**Task:**
Find and copy each line of the records where the string "this" shows up.

**Supplied records:**
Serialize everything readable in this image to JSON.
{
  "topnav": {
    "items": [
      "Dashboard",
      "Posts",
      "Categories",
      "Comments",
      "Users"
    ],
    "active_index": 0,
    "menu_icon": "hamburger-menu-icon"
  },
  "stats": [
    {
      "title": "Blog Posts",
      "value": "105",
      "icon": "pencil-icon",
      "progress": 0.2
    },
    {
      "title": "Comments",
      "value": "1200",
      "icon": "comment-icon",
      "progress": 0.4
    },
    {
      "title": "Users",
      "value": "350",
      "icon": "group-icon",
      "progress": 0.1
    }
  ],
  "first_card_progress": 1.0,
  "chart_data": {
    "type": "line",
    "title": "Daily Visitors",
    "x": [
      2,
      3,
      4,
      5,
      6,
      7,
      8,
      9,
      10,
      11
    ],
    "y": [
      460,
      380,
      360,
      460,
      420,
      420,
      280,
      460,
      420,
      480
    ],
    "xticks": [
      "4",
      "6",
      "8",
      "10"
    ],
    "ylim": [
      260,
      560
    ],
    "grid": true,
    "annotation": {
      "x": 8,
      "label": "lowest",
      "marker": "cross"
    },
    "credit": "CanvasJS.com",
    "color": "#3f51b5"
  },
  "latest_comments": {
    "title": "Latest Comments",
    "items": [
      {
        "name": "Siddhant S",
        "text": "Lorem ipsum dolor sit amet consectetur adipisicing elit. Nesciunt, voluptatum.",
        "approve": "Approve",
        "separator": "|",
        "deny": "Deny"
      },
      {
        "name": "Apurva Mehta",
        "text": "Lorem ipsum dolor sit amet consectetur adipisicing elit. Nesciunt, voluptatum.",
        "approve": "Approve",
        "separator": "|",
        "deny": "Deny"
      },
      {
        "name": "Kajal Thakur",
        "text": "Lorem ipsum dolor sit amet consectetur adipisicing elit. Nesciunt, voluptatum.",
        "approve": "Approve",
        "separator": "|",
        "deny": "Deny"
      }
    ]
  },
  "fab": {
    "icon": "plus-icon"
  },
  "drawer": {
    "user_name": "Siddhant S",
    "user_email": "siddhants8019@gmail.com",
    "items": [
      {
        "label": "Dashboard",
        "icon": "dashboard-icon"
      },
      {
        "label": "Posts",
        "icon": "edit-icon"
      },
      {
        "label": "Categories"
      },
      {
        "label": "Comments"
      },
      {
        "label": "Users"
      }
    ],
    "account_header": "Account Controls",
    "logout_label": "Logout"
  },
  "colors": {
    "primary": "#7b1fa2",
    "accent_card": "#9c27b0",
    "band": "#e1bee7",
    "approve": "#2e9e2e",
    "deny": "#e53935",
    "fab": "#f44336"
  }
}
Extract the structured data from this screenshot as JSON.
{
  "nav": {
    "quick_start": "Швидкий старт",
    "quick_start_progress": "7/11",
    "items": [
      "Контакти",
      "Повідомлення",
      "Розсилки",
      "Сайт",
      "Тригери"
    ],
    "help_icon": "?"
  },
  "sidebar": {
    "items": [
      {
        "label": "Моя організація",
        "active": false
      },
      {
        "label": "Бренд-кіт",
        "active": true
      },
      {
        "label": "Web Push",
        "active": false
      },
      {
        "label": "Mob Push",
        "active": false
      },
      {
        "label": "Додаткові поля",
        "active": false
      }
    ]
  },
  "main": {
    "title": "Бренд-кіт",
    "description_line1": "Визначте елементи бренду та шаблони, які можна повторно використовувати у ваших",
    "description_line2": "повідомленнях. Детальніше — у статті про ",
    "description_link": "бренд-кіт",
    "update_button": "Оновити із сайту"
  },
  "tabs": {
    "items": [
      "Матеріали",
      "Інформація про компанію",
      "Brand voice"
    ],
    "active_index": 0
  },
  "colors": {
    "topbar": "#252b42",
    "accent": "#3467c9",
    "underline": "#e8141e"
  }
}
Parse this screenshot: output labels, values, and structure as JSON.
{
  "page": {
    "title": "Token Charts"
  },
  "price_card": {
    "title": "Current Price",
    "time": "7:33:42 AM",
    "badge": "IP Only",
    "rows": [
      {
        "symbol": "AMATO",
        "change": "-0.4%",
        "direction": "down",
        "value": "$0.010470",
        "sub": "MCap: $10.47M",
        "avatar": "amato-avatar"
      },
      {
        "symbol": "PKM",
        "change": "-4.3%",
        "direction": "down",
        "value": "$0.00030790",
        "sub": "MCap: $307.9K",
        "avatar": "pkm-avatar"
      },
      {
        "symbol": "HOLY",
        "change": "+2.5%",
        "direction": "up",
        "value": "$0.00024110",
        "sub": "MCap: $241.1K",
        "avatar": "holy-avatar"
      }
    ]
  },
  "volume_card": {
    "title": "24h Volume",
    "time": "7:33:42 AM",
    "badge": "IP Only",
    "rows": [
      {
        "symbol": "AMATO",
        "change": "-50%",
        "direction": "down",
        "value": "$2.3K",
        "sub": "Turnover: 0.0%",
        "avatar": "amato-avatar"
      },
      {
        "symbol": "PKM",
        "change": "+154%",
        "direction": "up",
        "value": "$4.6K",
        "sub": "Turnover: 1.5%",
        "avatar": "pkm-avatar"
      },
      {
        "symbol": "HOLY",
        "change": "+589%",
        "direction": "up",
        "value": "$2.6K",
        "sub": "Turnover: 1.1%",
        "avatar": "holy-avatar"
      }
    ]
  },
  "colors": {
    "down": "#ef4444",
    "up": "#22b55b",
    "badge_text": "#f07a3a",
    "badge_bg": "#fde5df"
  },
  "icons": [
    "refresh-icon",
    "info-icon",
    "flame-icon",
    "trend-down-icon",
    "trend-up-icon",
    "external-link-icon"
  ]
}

**Answer box:**
Serialize everything readable in this image to JSON.
Extract the structured data from this screenshot as JSON.
Parse this screenshot: output labels, values, and structure as JSON.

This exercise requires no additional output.